Victor LaValle is the award-winning author of two previous novels, The Ecstatic and Big Machine, and a collection of short stories, Slapboxing with Jesus. Big Machine was the winner of an American Book Award and the Shirley Jackson Award in 2010, and was selected as one of the best books of the year by the Los Angeles Times, The Washington Post, Chicago Tribune, The Nation, and Publishers Weekly. He teaches writing at Columbia University and lives in New York.See all Product Description
Top Customer Reviews
Most Helpful Customer Reviews on Amazon.com (beta)
THE DEVIL IN SILVER is not your typical horror novel. In fact, in most ways, it's not a horror novel at all. It wears the trappings--monster stalking psych ward patients--but it isn't really ABOUT the monster, so much as it is about its protagonist, the cast of quirky--but three-dimensional--supporting characters. Victor LaValle's novel is equal parts satire, dark comedy, and emotional character study. It has genuine twists and turns that you don't see coming; but it also has avant-garde characteristics such as an entire chapter devoted to the biography of Vincent Van Gogh, or the anthropomorphizing of a rather pitiable rat. Even these latter sections move along flawlessly, thanks to LaValle's expert prose (some sections read like poetry, while at the same time remaining realistic and true-to-life; Langston Hughes and Charles Bukowski come to mind).
This is a clever, funny, haunting, emotional novel. Hardcore horror fans may want to stay away, as you won't get your usual cliched trappings. But for people who like to see real intelligence and wit brought to genre fiction, who like to see such things as monsters and devils elevated to literary-quality status...THE DEVIL IN SILVER is a book you have to read.
But the book's narrative perspective (often filled with this type of parenthetical and often humourous omniscient observations) prevented the novel from maintaining its creepy atmosphere. The novel also went off on some substantial tangents - completely summarizing the plot of Peter Benchley's Jaws and the biography of Vincent Van Gogh. The point-of-view, though for the majority of the book aligns with Pepper, made some radical shifts - by the fortieth chapter, the P.O.V. is that of a large, gray rat.

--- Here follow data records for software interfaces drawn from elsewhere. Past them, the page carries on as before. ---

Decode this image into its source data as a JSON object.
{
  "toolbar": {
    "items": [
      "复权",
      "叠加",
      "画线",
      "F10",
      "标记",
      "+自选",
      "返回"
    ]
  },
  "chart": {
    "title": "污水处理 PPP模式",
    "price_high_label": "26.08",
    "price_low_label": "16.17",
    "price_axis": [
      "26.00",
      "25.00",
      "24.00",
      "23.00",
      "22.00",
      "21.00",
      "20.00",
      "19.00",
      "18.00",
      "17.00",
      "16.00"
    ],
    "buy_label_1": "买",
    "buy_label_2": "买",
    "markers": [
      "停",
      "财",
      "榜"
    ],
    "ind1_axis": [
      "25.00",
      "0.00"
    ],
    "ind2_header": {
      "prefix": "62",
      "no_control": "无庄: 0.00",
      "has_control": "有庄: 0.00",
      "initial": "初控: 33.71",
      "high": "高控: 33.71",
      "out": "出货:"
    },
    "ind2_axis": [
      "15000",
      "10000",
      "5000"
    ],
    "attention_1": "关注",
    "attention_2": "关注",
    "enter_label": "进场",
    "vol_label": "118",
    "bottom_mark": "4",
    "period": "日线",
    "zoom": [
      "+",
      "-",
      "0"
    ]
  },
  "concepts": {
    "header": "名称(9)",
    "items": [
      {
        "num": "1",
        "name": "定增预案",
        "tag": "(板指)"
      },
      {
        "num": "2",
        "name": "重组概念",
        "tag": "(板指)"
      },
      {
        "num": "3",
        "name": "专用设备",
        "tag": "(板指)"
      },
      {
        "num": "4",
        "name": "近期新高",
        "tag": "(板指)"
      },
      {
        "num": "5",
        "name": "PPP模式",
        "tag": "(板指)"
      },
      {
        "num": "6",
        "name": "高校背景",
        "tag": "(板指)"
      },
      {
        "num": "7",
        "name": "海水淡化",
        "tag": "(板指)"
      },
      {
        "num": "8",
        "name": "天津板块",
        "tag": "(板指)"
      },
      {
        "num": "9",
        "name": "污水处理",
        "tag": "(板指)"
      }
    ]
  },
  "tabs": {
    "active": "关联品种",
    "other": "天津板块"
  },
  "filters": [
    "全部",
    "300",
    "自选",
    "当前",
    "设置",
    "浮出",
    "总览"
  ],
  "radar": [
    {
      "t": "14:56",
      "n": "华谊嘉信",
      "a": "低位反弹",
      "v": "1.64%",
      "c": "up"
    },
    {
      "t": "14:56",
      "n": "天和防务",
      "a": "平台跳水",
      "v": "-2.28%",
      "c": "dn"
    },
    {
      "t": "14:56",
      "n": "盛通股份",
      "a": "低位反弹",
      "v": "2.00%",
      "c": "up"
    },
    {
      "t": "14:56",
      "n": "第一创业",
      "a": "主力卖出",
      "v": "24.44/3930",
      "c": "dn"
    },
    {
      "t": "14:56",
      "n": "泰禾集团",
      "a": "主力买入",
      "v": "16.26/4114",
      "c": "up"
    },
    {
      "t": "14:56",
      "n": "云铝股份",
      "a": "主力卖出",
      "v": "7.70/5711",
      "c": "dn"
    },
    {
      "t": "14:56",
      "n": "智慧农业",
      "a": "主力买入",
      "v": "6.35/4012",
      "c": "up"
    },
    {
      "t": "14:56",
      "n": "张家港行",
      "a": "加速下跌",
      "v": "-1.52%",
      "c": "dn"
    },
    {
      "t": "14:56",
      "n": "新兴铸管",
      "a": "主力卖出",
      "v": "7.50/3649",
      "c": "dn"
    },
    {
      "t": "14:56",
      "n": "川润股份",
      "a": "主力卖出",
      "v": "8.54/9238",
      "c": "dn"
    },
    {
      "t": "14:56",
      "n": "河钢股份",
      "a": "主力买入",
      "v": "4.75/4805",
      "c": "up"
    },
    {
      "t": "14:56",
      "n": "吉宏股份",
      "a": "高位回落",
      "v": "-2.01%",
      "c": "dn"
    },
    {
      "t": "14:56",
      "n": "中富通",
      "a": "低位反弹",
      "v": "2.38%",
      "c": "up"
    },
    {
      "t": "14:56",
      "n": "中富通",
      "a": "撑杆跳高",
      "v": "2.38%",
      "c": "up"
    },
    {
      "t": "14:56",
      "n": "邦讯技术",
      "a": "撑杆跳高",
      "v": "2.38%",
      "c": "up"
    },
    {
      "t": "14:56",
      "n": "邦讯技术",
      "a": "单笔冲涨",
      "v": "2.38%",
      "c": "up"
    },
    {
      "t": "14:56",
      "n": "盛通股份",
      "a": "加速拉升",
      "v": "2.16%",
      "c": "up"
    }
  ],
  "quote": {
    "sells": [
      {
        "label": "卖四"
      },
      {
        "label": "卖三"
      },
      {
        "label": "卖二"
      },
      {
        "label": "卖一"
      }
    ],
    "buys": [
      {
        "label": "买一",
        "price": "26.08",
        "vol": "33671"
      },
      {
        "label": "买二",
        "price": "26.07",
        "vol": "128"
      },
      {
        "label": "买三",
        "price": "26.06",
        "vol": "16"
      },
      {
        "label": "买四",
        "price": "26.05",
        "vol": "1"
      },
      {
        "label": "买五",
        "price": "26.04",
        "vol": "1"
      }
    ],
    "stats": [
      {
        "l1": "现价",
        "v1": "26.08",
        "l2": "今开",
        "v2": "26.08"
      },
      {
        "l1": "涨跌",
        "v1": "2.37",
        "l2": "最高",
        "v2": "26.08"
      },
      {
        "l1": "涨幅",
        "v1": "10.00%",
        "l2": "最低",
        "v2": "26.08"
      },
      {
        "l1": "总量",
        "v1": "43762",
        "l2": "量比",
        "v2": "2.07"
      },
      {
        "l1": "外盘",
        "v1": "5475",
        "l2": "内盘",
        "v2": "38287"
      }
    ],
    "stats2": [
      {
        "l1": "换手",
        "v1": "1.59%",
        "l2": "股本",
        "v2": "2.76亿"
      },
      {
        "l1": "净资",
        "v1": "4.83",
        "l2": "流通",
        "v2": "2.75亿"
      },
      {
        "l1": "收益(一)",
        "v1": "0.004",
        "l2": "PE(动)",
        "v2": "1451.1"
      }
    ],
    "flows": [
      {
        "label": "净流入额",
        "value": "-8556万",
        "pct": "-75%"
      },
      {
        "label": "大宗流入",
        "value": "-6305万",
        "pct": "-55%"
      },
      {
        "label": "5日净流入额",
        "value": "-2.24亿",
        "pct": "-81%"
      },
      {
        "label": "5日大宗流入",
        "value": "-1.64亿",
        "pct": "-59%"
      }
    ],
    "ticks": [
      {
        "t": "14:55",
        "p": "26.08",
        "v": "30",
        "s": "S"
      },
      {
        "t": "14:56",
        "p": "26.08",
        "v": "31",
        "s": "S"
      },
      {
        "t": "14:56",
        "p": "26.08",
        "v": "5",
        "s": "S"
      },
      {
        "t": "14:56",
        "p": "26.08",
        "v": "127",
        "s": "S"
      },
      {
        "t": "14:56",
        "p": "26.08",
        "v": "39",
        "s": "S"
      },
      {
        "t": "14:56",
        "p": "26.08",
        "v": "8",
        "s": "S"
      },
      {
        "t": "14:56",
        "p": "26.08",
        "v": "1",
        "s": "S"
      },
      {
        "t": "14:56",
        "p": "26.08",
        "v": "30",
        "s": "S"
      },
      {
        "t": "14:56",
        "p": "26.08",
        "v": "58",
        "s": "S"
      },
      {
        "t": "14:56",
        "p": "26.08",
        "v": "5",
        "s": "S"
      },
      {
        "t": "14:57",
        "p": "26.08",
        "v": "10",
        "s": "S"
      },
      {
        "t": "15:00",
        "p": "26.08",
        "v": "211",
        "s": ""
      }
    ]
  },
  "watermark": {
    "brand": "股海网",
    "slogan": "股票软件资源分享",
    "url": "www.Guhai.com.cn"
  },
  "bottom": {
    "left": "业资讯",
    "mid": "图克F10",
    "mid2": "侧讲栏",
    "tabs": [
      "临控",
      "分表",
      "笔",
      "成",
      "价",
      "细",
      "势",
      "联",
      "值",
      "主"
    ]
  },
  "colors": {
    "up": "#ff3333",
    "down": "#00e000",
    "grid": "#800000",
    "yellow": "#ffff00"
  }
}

The scariness built up in the beginning of the book shifted to more of a social, racial and economic commentary.
Though in the end, Pepper found his purpose, the book had shifted so far from my original expectations that I felt a bit disconnected from it. It is, however, an interesting and surprisingly complex read and one that I may re-visit again in the future.
Midway through the book, chapters of real life summaries of mental health patients are thrown in, then as abruptly as these couple of chapters are thrown in, they are gone. Is there a monster there or do the patients see a monster? Regardless, the staff just allows 'the Devil' to kill, torture and maim people??? Why the deep character studies, narratives, conversations, names just to suddenly stop talking about them or not elaborate on an important factor about them (Dorry (is that her son??????????? How do you sweep THAT under the rug?) Nurse Josephine, Scotch Tape, Coffee, the therapist guy at book group, Loochie's chapter at the table with her family, the conversation of Pepper and his mom, the folders, Sue, the cops, the Devil-- WHY ALL THIS STUFF??! To just forget about it. They don't escape, determine if the thing is a monster or man, or get released.
OH and there are a lot of racist jokes, ideas, tones, stereotypes etc. LOTS. I suppose he meant it to be funny but I didn't find it so (and I am a New Yorker too so that is not why ;-) If you are not from NYC you may not get 1/2 the references.
I found the author's note at the end telling. He says he wrote the books during breaks from child care while sitting in a Dunkin Donuts. The book reads just like it was written in that manner--thrown together with little thought and no overarching purpose.